With literally hundreds of theaters, from Steppenwolf to the storefronts, Chicago is a mecca for would-be actors and comedians. Every year thousands of kids fresh out of college sign up for classes at iO or Second City with dreams of becoming the next Bill Murray/Chris Farley/Tina Fey/insert famous funny person’s name here. Growing up in Chicago in the nineties felt like having a backstage pass at the epicenter of the comedy world—my friends and I to this day talk about seeing Tim Meadows and Chris Farley at iO do a bit about interracial dating, or seeing Adam McKay (director of “Anchorman,” “Talladega Nights,” etc), Rachel Dratch (SNL) and Scott Adsit (“30 Rock”) in “Pinata Full of Bees.” Hell, I even went to high school with a guy who was on MADtv (Ike Barinholtz, if you want to look him up).
But that’s the thing, you don’t get famous staying in Chicago. Yes, TJ Jagodowski and Dave Pasquesi are local heroes, adored for their craft. But if you live outside of the cloistered Chicago comedy community you’d have no idea who they were. My friend Michael McCarthy (creator of “Big News!” who now, incidentally, lives in LA writing for “Mike & Molly”) would often refer to Chicago as “The graduate school of the comedy world.”
So when I went to see my good friends The Backrow perform at Sketchfest’s tenth-anniversary show on Saturday, it was with slightly mixed emotions. The Backrow is one of only four sketch groups to have performed at Sketchfest all ten years (the other three being iO standouts The Cupid Players, Asian-American troupe Stir Friday Night (which includes cast members of “Community” and “The Walking Dead”), and Monsters from the Id). They’re absolutely hilarious, with smart writing and a real knack for wedding the surreal and the mundane—their closing sketch was a life raft comprised of the “unwanted” table from a sunken wedding cruise (“I designed the wedding invitations,” says one castaway; “I dated the groom back in college and he felt obligated to invite me,” says another). A few of them still perform (Arnie Niekamp can be found weekly as a central cast member at iO’s “Whirled News Tonight”), but for most of the nine-team group comedy has taken a back seat to PTA meetings and nine-to-fives.
“It’s much more difficult to find time to work on the show,” says Nick Baer, one of the founding members of the group. “Since nearly everyone in the group is now married, many of us with children, it gets a little harder to squeeze in a three-hour Sheil Park rehearsal on a Tuesday night.”
His wife Katie, who’s also in the group, adds, “When you’ve got a bunch of little kids running around while you’re trying to do a scene, not much really gets done.”
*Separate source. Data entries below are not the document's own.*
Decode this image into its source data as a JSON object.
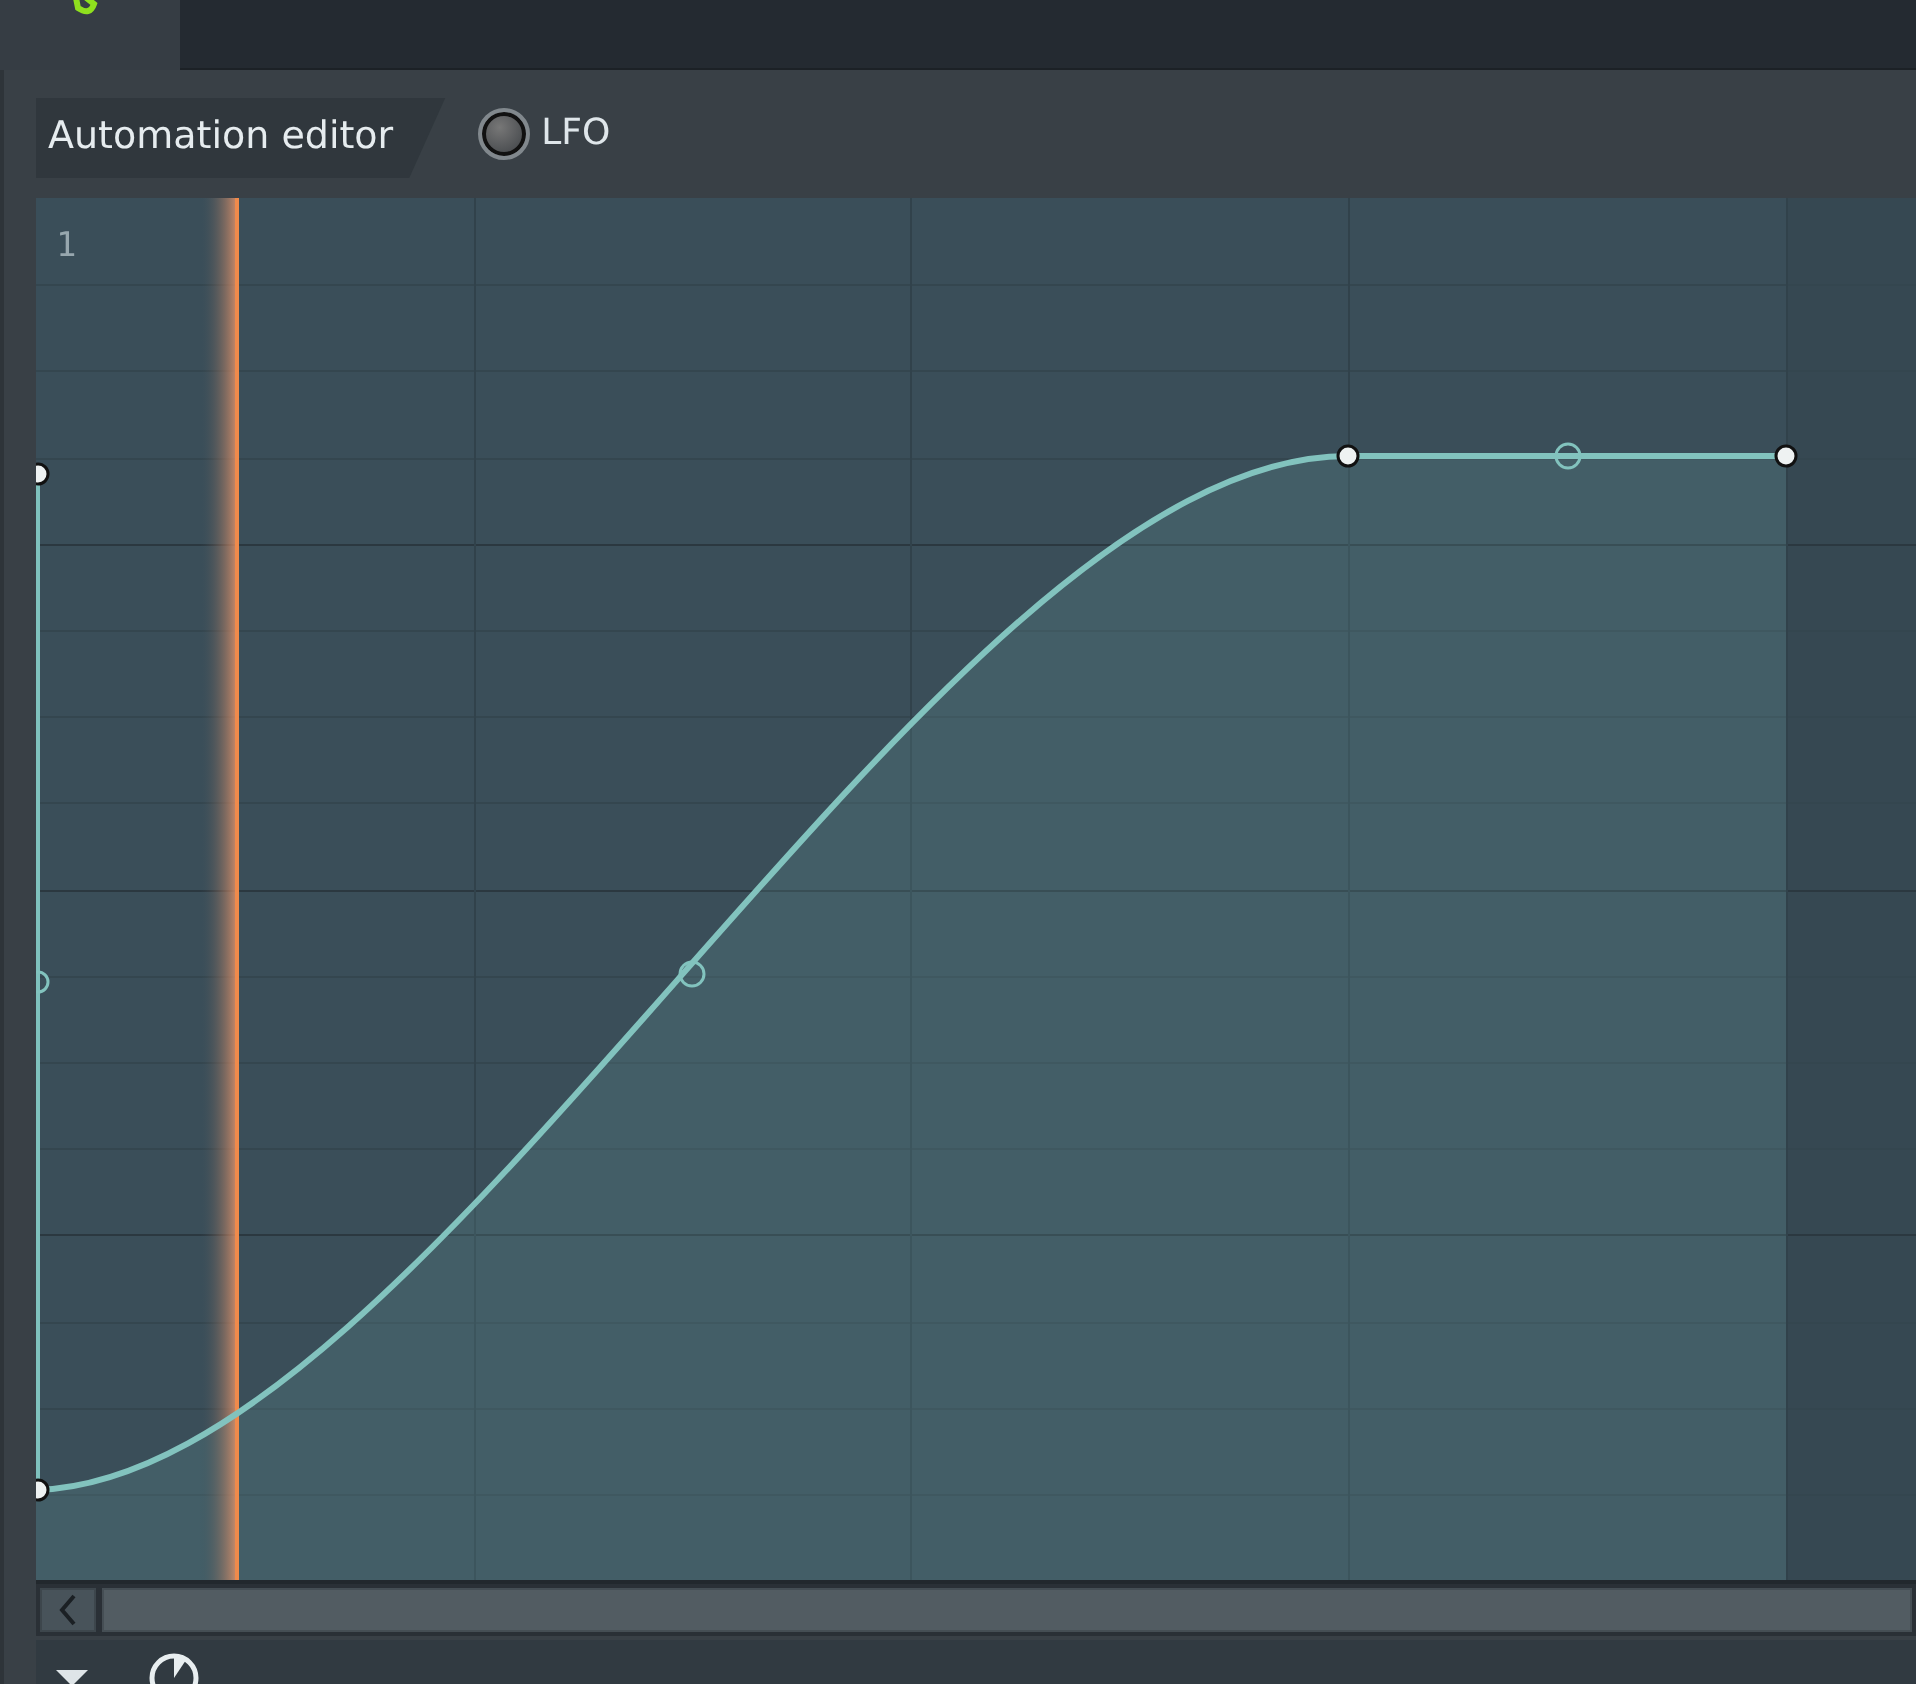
{
  "editor_tab": {
    "label": "Automation editor"
  },
  "lfo": {
    "label": "LFO",
    "selected": false
  },
  "grid": {
    "bar_label": "1"
  }
}
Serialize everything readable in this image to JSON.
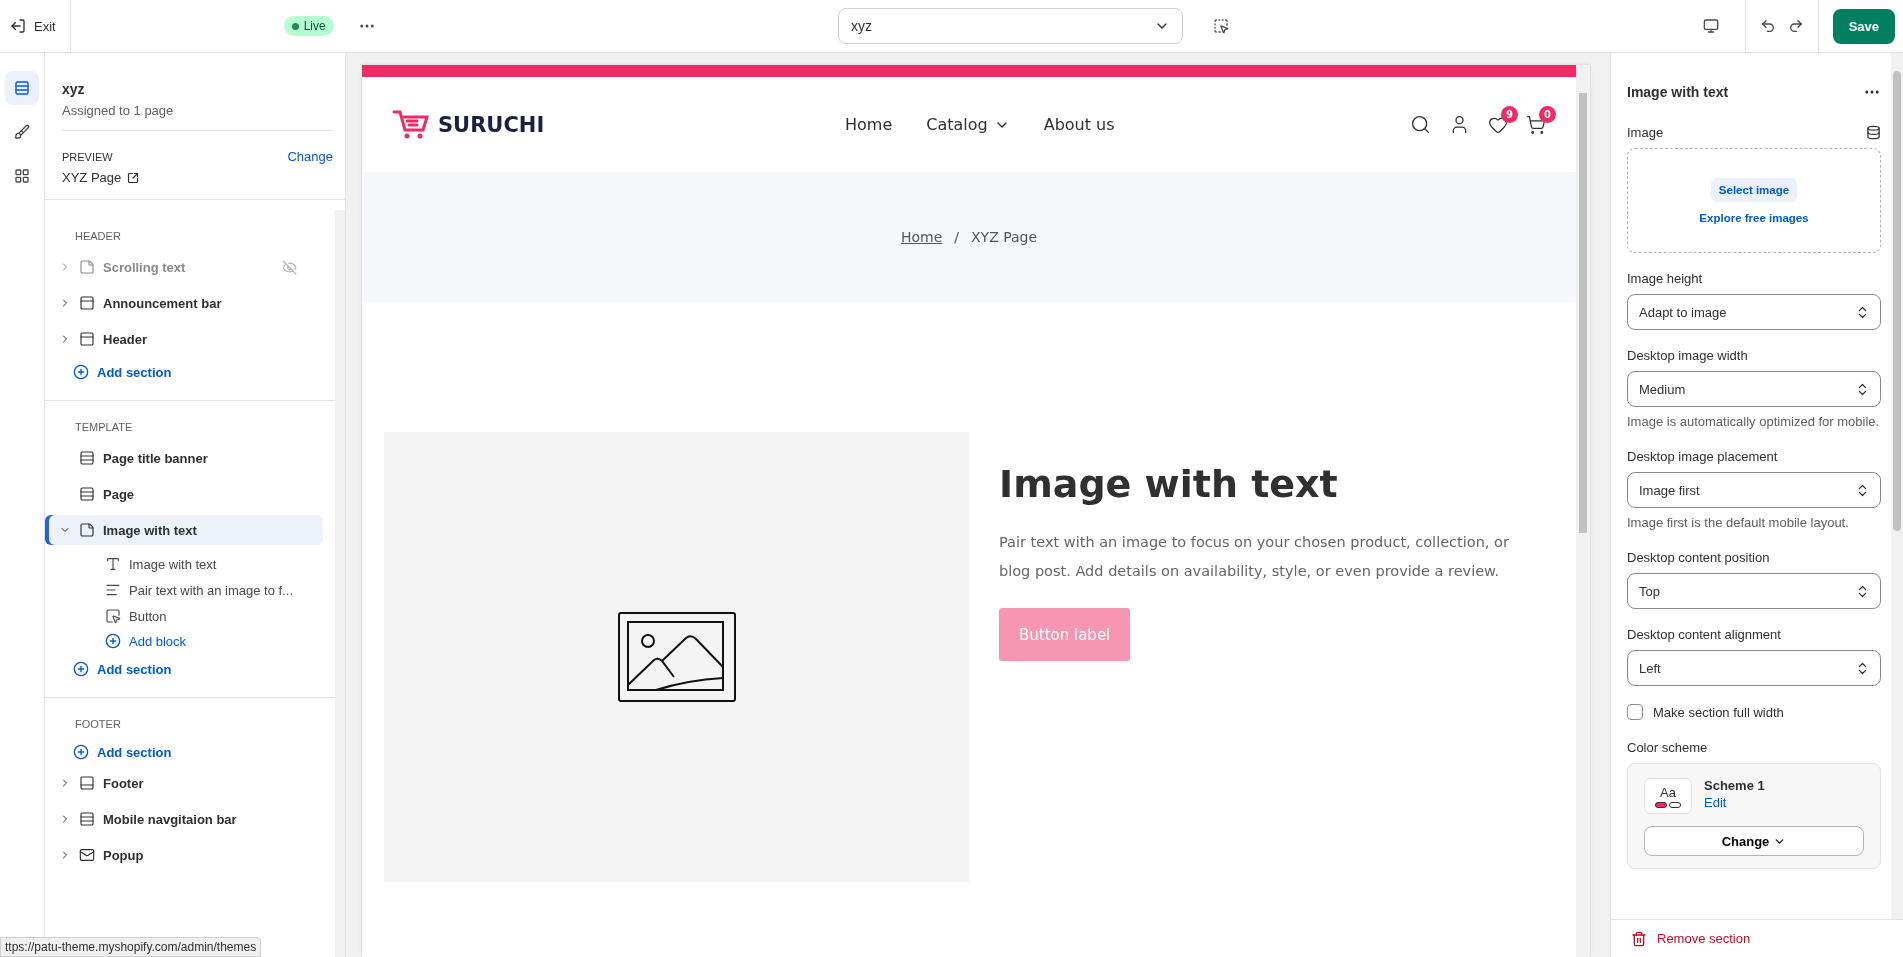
{
  "topbar": {
    "exit": "Exit",
    "status": {
      "label": "Live",
      "live": true
    },
    "page_select": "xyz",
    "save": "Save"
  },
  "rail": [
    {
      "kind": "sections",
      "selected": true
    },
    {
      "kind": "theme",
      "selected": false
    },
    {
      "kind": "apps",
      "selected": false
    }
  ],
  "template": {
    "name": "xyz",
    "assigned": "Assigned to 1 page",
    "preview_label": "PREVIEW",
    "preview_action": "Change",
    "preview_page": "XYZ Page"
  },
  "groups": [
    {
      "title": "HEADER",
      "add_label": "Add section",
      "sections": [
        {
          "label": "Scrolling text",
          "kind": "text",
          "hidden": true,
          "expanded": false,
          "selected": false
        },
        {
          "label": "Announcement bar",
          "kind": "header",
          "hidden": false,
          "expanded": false,
          "selected": false
        },
        {
          "label": "Header",
          "kind": "header",
          "hidden": false,
          "expanded": false,
          "selected": false
        }
      ]
    },
    {
      "title": "TEMPLATE",
      "add_label": "Add section",
      "sections": [
        {
          "label": "Page title banner",
          "kind": "banner",
          "selected": false
        },
        {
          "label": "Page",
          "kind": "banner",
          "selected": false
        },
        {
          "label": "Image with text",
          "kind": "text",
          "hidden": false,
          "expanded": true,
          "selected": true,
          "add_block": "Add block",
          "children": [
            {
              "label": "Image with text",
              "kind": "heading"
            },
            {
              "label": "Pair text with an image to f...",
              "kind": "paragraph"
            },
            {
              "label": "Button",
              "kind": "button"
            }
          ]
        }
      ]
    },
    {
      "title": "FOOTER",
      "add_label": "Add section",
      "add_first": true,
      "sections": [
        {
          "label": "Footer",
          "kind": "footer",
          "hidden": false,
          "expanded": false,
          "selected": false
        },
        {
          "label": "Mobile navgitaion bar",
          "kind": "banner",
          "hidden": false,
          "expanded": false,
          "selected": false
        },
        {
          "label": "Popup",
          "kind": "popup",
          "hidden": false,
          "expanded": false,
          "selected": false
        }
      ]
    }
  ],
  "status_url": "ttps://patu-theme.myshopify.com/admin/themes",
  "preview": {
    "brand": "SURUCHI",
    "nav": [
      {
        "label": "Home",
        "dropdown": false
      },
      {
        "label": "Catalog",
        "dropdown": true
      },
      {
        "label": "About us",
        "dropdown": false
      }
    ],
    "wishlist_count": "9",
    "cart_count": "0",
    "breadcrumb": {
      "link": "Home",
      "separator": "/",
      "current": "XYZ Page"
    },
    "heading": "Image with text",
    "text": "Pair text with an image to focus on your chosen product, collection, or blog post. Add details on availability, style, or even provide a review.",
    "button": "Button label"
  },
  "settings": {
    "title": "Image with text",
    "fields": [
      {
        "kind": "image",
        "label": "Image",
        "action": "Select image",
        "link": "Explore free images"
      },
      {
        "kind": "select",
        "label": "Image height",
        "value": "Adapt to image"
      },
      {
        "kind": "select",
        "label": "Desktop image width",
        "value": "Medium",
        "help": "Image is automatically optimized for mobile."
      },
      {
        "kind": "select",
        "label": "Desktop image placement",
        "value": "Image first",
        "help": "Image first is the default mobile layout."
      },
      {
        "kind": "select",
        "label": "Desktop content position",
        "value": "Top"
      },
      {
        "kind": "select",
        "label": "Desktop content alignment",
        "value": "Left"
      },
      {
        "kind": "checkbox",
        "label": "Make section full width",
        "checked": false
      },
      {
        "kind": "scheme",
        "label": "Color scheme",
        "sample": "Aa",
        "name": "Scheme 1",
        "edit": "Edit",
        "change": "Change"
      }
    ],
    "remove": "Remove section"
  }
}
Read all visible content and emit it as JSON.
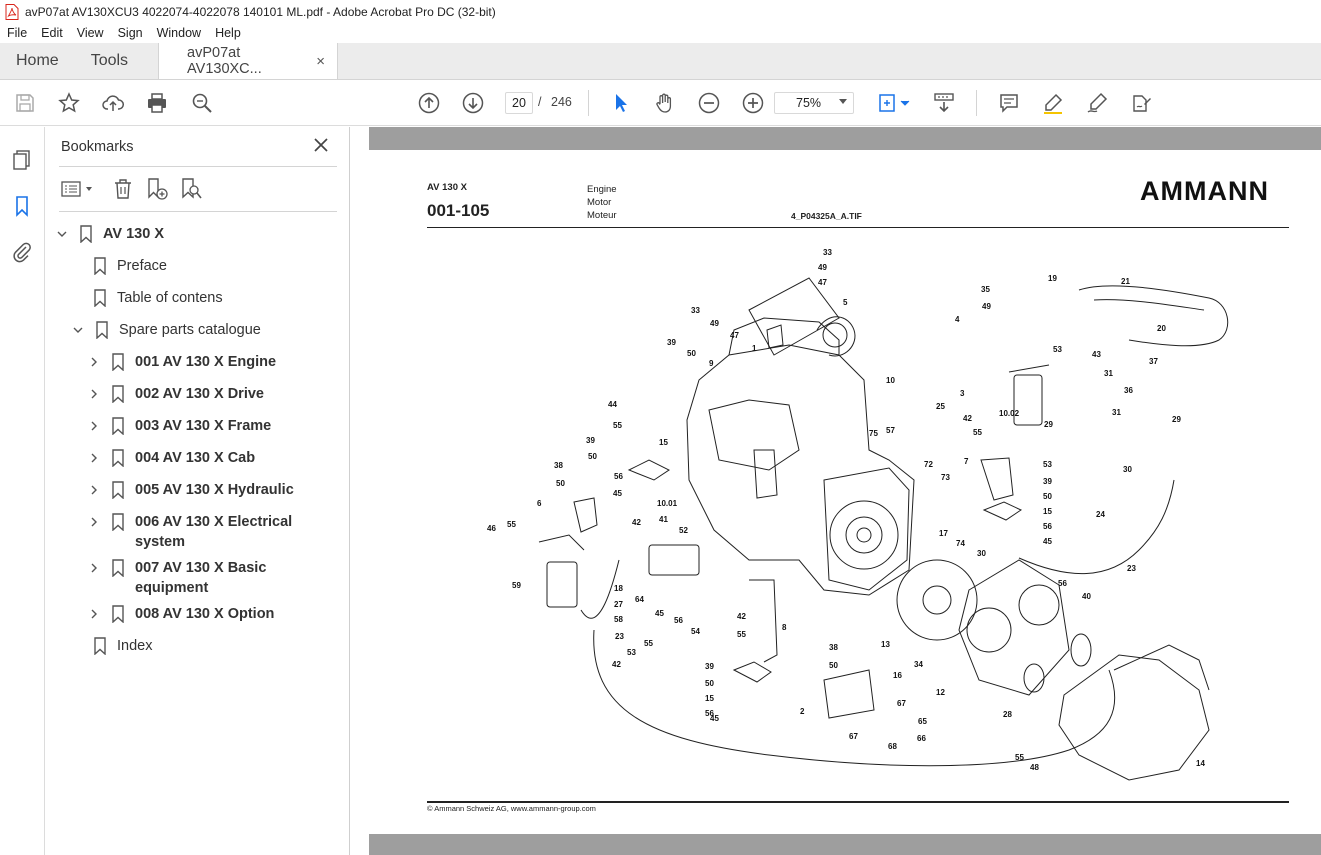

As far as trying to make a career in comedy, Nick notes that “it’s definitely different for each person in the group. Some have never considered it more than an exciting hobby, and some of us still seriously pursue it. For me personally, as I started to have a family and career, it became clear that I wasn’t willing to devote three-to-four nights a week to performing, particularly in groups and projects that were more stressful than fun. For the last few years I’ve performed exclusively with friends, and in projects that I actively enjoy, and it’s amazing how much more awesome that can be.” (Jonas Simon)